Souvla filled pita (Photo: Courtesy of Zeus)
What do you get if you combine a restaurant named Zeus, a co-owner called Costa and skewers of meat, or souvla, slow-roasted over hot flames? Answer: an innovative Greek street food venue that has customers queuing outside and the intoxicating aroma of char-grilled meat wafting along nearby suburban streets.
Zeus opened just four months ago and already has a cult-like following. The sleek interior, where just about every table is full and an infinite queue of customers order souvla to go, says this is not beginner’s luck. Continue reading
The stars are aligning, and in a irresistibly Indian kind of way. Six months ago I was sent on a food-writing assignment to India with British chef and television personality Anjum Anand; a friend recently gifted me a ticket to an Indian film called The Lunchbox starring, you guessed it, Indian food; I’ve just been asked to review a batch of Sydney-based Indian restaurants; and Anjum’s Quick & Easy Indian recently landed on my desk for review. It’s a tough life, but I’m coping – one curry at a time.
If like me you’ve coveted Tessa Kiros’ cookbooks for some time but have never bought one, for whatever reason – a moratorium on new cookbooks compounded by lack of shelf space, in my case – then this talented lady is one step ahead of you.
Kiros’ latest work, The Recipe Collection, is a celebration of her published works to date, including the poetically titled Falling Cloudberries, Apples for Jam, and Piri Piri Starfish.
This pretty, pink, floral hardback dips into myriad cuisines, including Italian, Greek, Portuguese and South African, from countries in which Kiros, of Finnish and Greek Cypriot heritage, has either traveled or lived.
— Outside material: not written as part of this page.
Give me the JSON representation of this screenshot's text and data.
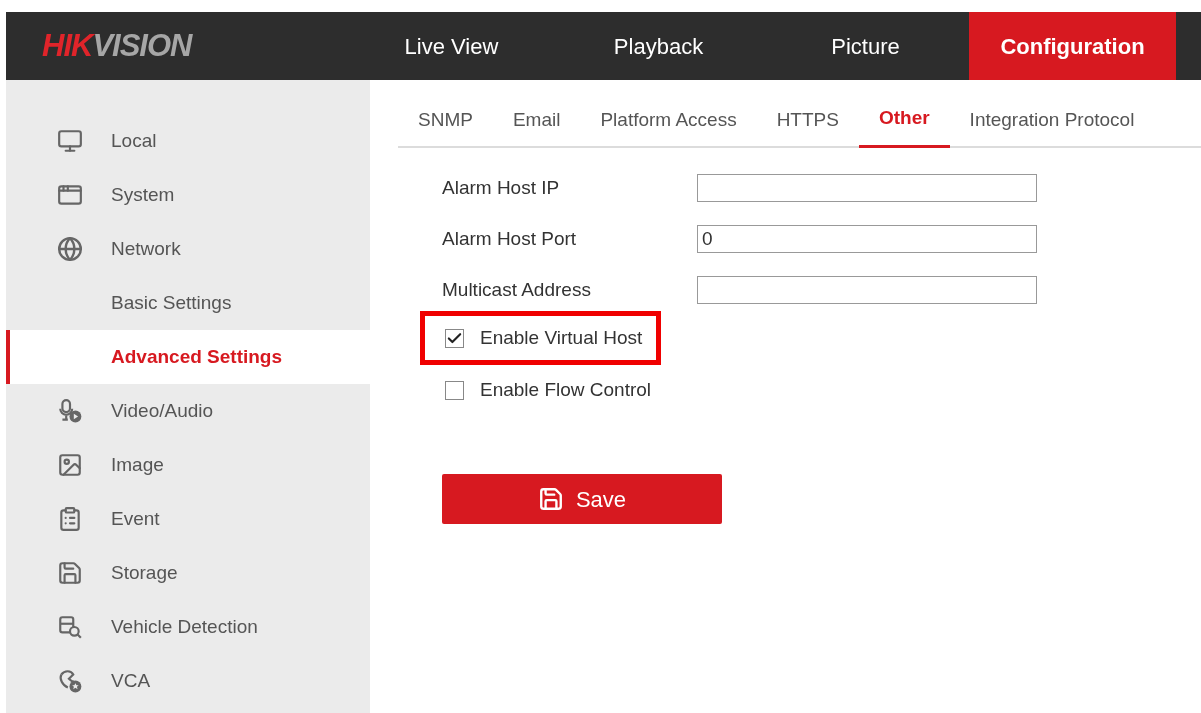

It’s a lovely journey to be swept along on: so far i’ve traveled to Venice (spaghetti with tomato and scampi), South Africa (prawns with lemon, piri piri, garlic and feta), Portugal (roasted octopus in red wine with potatoes) and Finland (fish pie) – pretty much losing myself in the seafood chapter, as you can see. Continue reading
To all the Thai food enthusiasts out there who like to precede the eating of this dynamite cuisine with the paste pounding, spice grinding and hours of preparation that it generally requires: hold onto your knickers because here’s a cookbook that is potentially going to blow them right off. Continue reading
Surjit Singh, of Surjit’s Food Plaza, in Amritsa, India (Photo: Aparna Jayakumar)
Surjit Singh likes bold colours. From his deep-red turban to the purple wall in the kitchen of his restaurant in Amritsa, capital of the Indian state of Punjab, colours are an extension of his exuberant character.
When a photographer from our group went into the tiny kitchen – on display behind glass at the back of the restaurant – Singh was there in a flash.
His impromptu photo shoot performance included plunging metre-long skewers of chicken into the tandoor oven, pulling out others loaded with charred meat, shoving his subordinates out of the camera shots, smiling and working the shoot like a supermodel.
But his unstained shirt told the real story: Singh doesn’t spend much time in the kitchen. Not any more. Read the full article here.